KPMG and H2 Ventures, an Australian Fintech ventural capital company, have issued their report on the 2016 Top 100 Global Fintech Companies. Amongst many of the key findings in the report, it is clear that China Fintech is in the lead.
Last week, the People’s Bank of China (PBOC), China Banking Regulatory Commission (CBRC), China Securities Regulatory Commission (CSRC) and China Insurance Regulatory Commission (CIRC), who are collectively known in China as the “Yi Hang San Hui” (one central bank, three commissions), have issued four major implementation plans around Internet finance. The plans are aimed at reducing risk and further issues in the internet finance industry. Although the regulations will mean tighter controls around internet finance and fintech development in China, it should result in a more healthy environment for the industry in the future.
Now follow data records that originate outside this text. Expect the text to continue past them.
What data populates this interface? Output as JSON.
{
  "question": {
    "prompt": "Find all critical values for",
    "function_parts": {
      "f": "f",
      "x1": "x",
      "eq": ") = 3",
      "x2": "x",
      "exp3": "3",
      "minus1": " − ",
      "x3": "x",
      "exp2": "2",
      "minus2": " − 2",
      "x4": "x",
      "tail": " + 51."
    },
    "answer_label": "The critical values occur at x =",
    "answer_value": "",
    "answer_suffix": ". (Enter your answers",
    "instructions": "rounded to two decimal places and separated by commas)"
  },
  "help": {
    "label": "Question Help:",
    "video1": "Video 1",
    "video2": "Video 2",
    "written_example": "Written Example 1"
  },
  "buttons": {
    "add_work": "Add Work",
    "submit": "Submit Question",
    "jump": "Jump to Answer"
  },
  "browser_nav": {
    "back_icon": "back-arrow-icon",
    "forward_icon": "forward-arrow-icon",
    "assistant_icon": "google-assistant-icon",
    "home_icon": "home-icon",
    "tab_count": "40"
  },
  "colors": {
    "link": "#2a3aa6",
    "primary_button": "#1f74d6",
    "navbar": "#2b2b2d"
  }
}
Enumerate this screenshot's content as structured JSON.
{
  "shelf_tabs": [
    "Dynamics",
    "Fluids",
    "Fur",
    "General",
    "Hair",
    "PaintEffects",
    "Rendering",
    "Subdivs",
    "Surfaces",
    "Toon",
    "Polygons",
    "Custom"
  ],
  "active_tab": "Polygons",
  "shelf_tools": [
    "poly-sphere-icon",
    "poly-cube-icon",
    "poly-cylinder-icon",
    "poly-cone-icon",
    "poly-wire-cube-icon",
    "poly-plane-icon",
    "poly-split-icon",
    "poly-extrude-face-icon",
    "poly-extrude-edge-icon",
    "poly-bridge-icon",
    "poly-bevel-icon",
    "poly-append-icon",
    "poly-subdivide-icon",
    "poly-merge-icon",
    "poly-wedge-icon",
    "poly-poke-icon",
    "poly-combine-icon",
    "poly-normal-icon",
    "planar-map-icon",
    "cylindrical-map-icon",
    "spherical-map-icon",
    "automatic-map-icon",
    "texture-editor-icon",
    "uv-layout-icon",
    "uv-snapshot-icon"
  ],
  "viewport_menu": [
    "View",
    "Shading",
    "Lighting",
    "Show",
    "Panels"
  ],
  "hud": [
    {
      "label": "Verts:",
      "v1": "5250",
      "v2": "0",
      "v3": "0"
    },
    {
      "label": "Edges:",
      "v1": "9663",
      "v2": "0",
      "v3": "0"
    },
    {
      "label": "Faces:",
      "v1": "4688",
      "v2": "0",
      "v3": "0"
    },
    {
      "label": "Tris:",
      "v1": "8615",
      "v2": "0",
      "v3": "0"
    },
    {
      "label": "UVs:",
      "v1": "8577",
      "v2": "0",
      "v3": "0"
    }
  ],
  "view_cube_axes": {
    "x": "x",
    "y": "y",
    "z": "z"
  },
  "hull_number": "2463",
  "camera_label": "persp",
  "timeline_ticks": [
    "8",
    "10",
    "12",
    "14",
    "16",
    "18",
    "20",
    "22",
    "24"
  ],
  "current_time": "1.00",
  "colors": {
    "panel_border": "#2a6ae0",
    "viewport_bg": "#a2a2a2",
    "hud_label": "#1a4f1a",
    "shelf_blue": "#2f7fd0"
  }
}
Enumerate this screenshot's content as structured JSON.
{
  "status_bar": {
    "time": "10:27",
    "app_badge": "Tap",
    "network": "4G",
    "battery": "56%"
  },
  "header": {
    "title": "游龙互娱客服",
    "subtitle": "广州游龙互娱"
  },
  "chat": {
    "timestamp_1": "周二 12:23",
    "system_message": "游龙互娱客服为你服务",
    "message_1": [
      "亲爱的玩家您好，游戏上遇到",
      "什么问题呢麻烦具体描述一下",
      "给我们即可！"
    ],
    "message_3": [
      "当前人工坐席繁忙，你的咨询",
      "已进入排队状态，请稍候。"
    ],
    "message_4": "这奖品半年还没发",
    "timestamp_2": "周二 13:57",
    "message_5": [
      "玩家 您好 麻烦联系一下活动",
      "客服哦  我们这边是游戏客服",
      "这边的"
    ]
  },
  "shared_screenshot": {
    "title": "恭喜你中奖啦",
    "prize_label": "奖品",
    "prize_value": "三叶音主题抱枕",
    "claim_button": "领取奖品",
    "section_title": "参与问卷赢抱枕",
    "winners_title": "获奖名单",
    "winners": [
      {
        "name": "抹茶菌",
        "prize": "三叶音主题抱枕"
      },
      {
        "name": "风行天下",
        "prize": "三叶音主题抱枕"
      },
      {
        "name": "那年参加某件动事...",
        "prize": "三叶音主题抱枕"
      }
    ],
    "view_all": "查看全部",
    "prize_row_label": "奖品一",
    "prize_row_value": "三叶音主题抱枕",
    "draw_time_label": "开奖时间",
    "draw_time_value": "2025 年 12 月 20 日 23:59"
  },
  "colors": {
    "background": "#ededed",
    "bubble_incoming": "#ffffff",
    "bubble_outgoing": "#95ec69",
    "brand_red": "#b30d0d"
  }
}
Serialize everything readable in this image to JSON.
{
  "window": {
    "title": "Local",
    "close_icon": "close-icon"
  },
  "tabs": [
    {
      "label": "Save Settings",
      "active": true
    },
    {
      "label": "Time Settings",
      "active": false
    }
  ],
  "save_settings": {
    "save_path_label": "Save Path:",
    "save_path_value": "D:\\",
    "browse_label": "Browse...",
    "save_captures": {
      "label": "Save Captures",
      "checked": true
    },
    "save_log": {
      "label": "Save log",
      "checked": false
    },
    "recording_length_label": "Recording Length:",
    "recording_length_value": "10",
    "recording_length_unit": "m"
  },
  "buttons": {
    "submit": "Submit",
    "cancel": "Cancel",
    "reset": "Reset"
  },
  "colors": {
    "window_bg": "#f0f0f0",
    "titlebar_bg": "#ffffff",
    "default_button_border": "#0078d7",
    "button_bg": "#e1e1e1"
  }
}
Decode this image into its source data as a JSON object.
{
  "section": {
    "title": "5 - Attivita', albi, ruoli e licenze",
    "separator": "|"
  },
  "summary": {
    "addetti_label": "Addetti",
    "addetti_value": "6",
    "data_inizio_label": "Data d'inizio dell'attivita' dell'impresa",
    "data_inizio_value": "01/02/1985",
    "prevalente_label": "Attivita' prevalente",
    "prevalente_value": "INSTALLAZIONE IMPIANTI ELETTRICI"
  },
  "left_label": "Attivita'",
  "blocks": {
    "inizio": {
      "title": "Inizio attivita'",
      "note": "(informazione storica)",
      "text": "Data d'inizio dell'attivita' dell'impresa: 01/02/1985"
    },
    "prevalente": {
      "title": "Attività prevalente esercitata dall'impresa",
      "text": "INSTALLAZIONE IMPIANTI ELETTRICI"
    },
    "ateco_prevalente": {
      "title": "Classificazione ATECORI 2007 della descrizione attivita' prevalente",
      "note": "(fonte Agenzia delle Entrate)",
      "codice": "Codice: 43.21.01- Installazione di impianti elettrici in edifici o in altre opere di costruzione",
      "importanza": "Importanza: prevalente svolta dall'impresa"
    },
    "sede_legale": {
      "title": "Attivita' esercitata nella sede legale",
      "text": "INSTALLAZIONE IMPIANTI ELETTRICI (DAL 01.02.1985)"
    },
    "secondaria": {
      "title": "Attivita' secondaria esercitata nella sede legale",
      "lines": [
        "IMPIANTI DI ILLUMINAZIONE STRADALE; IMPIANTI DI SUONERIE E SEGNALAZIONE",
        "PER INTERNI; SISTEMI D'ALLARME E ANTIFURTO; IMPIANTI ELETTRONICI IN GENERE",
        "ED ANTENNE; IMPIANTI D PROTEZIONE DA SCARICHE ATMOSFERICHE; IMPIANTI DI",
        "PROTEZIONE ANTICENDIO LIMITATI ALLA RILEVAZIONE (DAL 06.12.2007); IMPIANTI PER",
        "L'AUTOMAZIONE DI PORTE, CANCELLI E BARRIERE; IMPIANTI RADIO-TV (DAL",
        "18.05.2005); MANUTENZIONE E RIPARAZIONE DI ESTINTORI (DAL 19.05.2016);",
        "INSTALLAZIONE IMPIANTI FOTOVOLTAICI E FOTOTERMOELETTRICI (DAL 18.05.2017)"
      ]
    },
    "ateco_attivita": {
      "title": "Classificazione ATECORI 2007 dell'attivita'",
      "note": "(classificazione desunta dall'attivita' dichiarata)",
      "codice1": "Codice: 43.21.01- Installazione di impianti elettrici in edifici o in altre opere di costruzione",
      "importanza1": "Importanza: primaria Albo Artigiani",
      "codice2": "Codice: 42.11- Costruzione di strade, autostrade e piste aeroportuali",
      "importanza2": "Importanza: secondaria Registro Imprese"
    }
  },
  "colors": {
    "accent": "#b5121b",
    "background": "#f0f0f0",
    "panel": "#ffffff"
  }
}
On October 14, HNA Usolv, a cross-border trade solutions provider under the brand of HNA Group, signed a cooperation agreement with CRIF, one of the leading European credit information companies.
On September 28th, the Postal Savings Bank of China (PSBC) (1658.HK) finally made its IPO debut in Hong Kong after a lot of speculation.
The Bank of Harbin was granted a license to set up its consumer finance company, Hayin, on September 19th. The bank owns 59% shares of Hayin’s equity with paid-in capital RMB295 million ($44 million). It is another consumer finance license which is issued by the China Banking Regulatory Commission (CBRC) to a company that has a banking background.
China's internet finance, or fintech, sector has had a busy couple of years as the industry has developed to be a critical part of the financial industry as a whole. Yet, the developments have been somewhat imbalanced. While areas like digital payments and asset management grew and matured, others like credit scoring fell behind. On September 9th, China's National Internet Finance Association (NIFA) finally launched their digital Credit Information Sharing platform, which really brings credit scoring into the fintech fold in China.
Over the past few months Alibaba's 'Finance Cloud' has gained significant traction with an estimated 40+ banks subscribing to some, if not all, of the services available on the financial platform. Far from just a cloud platform, Ali Finance Cloud is the closest we have seen to 'Bank in the Cloud.'
In July, China released the second draft of its Cyber Security Law, just a year after the release of the first draft. On one hand, many of the key terms listed will have to be better defined before it is possible to draw definite conclusions about the implications of the Law. On the other, it is already clear that the Law makes it harder for foreign technology companies to conduct business in China, and this will likely be the case for financial institutions too. Specifically, the second draft does that by expanding and blurring the scope of the regulation, giving authorities broader access to information systems and raising data localization requirements.